As crisis mounts, a community responds
By Amanda McQuade
Published Aug. 21, 2020
The Community Food Bank of Grand Junction is a resource for people facing food insecurity on Colorado’s Western Slope. Produce grown at CSU’s Western Colorado Research Center is donated to this and other food banks. Photo: Alec Jacobson
It turns out that vegetable seedlings don’t react when you stare at them, willing them to grow faster.
In April, I stood in our greenhouse and tried.
We had thousands of cucumber, melon, pepper, and tomato seedlings sprouting at the CSU Western Colorado Research Center near Grand Junction. Through a unique alliance with area schools and nonprofits, produce from these plants would go to community food banks and emergency food programs on the Western Slope. But we were months away from harvest, and I was deeply frustrated we couldn’t respond faster to the food crisis triggered by COVID-19.
Hunger and food insecurity – a shortage of nutritious household food and the ability to buy it – have starkly worsened during the pandemic, as business closures have inflicted broad unemployment. School shutdowns have further impeded access to healthy meals among children in low-income families.

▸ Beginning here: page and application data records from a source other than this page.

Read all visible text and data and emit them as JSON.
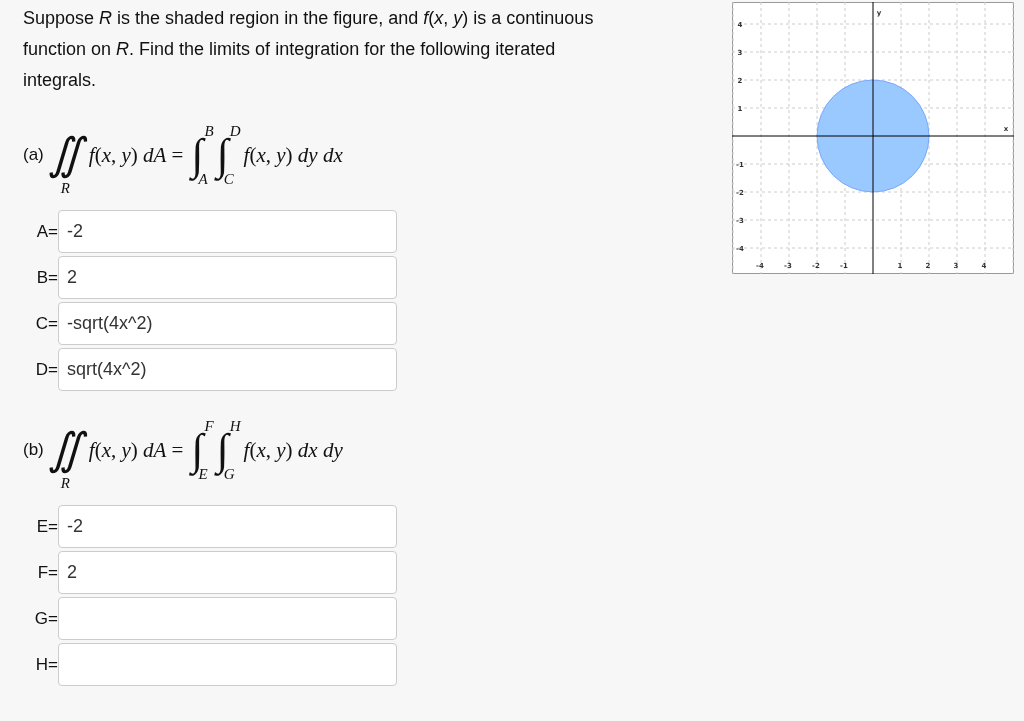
{
  "problem": {
    "text": "Suppose *R* is the shaded region in the figure, and *f*(*x*, *y*) is a continuous function on *R*. Find the limits of integration for the following iterated integrals."
  },
  "parts": [
    {
      "label": "(a)",
      "double_symbol": "∬",
      "region": "R",
      "left": "*f*(*x*, *y*) *dA* =",
      "outer": {
        "symbol": "∫",
        "lower": "A",
        "upper": "B"
      },
      "inner": {
        "symbol": "∫",
        "lower": "C",
        "upper": "D"
      },
      "right": "*f*(*x*, *y*) *dy dx*",
      "fields": [
        {
          "label": "A=",
          "value": "-2"
        },
        {
          "label": "B=",
          "value": "2"
        },
        {
          "label": "C=",
          "value": "-sqrt(4x^2)"
        },
        {
          "label": "D=",
          "value": "sqrt(4x^2)"
        }
      ]
    },
    {
      "label": "(b)",
      "double_symbol": "∬",
      "region": "R",
      "left": "*f*(*x*, *y*) *dA* =",
      "outer": {
        "symbol": "∫",
        "lower": "E",
        "upper": "F"
      },
      "inner": {
        "symbol": "∫",
        "lower": "G",
        "upper": "H"
      },
      "right": "*f*(*x*, *y*) *dx dy*",
      "fields": [
        {
          "label": "E=",
          "value": "-2"
        },
        {
          "label": "F=",
          "value": "2"
        },
        {
          "label": "G="
        },
        {
          "label": "H="
        }
      ]
    }
  ],
  "graph": {
    "x_label": "x",
    "y_label": "y",
    "x_ticks": [
      "-4",
      "-3",
      "-2",
      "-1",
      "1",
      "2",
      "3",
      "4"
    ],
    "y_ticks": [
      "4",
      "3",
      "2",
      "1",
      "-1",
      "-2",
      "-3",
      "-4"
    ]
  }
}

This summer, an estimated 18 percent of children in the United States do not have enough to eat, according to analysis of U.S. Census data by the Hamilton Project, the economic policy branch of the Brookings Institution. In all, 14 million children live in U.S. homes coping with food insecurity, nearly six times the number in recent years, data show.
Here in Mesa County, food insecurity is a long-standing problem – affecting one in five children. It is more troubling now. One major food pantry in the county saw client volume triple in the first weeks of COVID-19, and the majority of those clients were new to the agency.
Even five months into the pandemic, the need for meals remains high among vulnerable populations and children. For instance, the Lunch Lizard summer meal program, which provides free breakfast and lunch for children in Mesa County, has seen a fourfold increase in service; in July, the program was serving 20,000 meals per week.
Responding to these needs has been challenging for charitable food programs. Yet, at the same time, the challenges have helped our community identify critical services, relationships, and charitable networks we do not want to lose. In this way, pandemic response is informing our community’s long-range planning and how we want our food-security safety net to function going forward.
Colorado State University and our Western Colorado Research Center have a role. In 2017, I began coordinating a program called the Community Alliance for Education and Hunger Relief, based at the research center on CSU’s Western Campus. The alliance donates food grown at our center as part of the university’s agricultural research – along with additional fruits and vegetables from newly established plots. The Community Alliance involves schools, local nonprofits, dozens of volunteers, and college students. Together, we grow, harvest, and distribute fresh, nutritious produce to people in need, while simultaneously providing public education about food insecurity and healthy eating.
Our university team has been gratified to join local solutions. It’s a principle at the heart of our land-grant mission – a way CSU students, faculty, staff, and Extension agents can respond to complex problems with reliable information, connections, systems thinking, and direct support to our communities.
I’ve seen this summer just how critical it is to stay united and motivated in our efforts directing nutritious food toward hunger relief. Nonprofit staff and volunteers know the psychological impact on children who are told not to eat too much because groceries need to last through the week. They know the impact on physical and emotional well-being when people subsist on low-cost, poor-quality food that is only occasionally supplemented by healthy food from a pantry or meal program.
I am inspired by community commitment in the face of these problems. Since the Community Alliance formed, the Western Colorado Research Center has grown and donated more than 270,000 pounds of fresh fruits and vegetables to food banks, pantries, and emergency meal providers across 14 counties on the Western Slope. This season, in response to the pandemic, we increased the number and variety of crops we’re growing for our farm to food bank program.
As I write, those seedlings from last spring are maturing in CSU garden plots. We have made it through spring frosts, winds, and insects. The tomato plants are above our heads. The first of our major harvests is rolling in, and the best part of my week is working with our dedicated volunteers to bring in the produce and deliver it to food pantries and meal programs.
We know this produce will help boost the nutritional content of someone’s next meal, and we hope to bring a smile to someone’s face. After all, there’s nothing better than a fresh, locally grown tomato.
Amanda McQuade is program coordinator for the Community Alliance for Education and Hunger Relief at Colorado State University’s Western Colorado Research Center, based on the Western Campus near Grand Junction.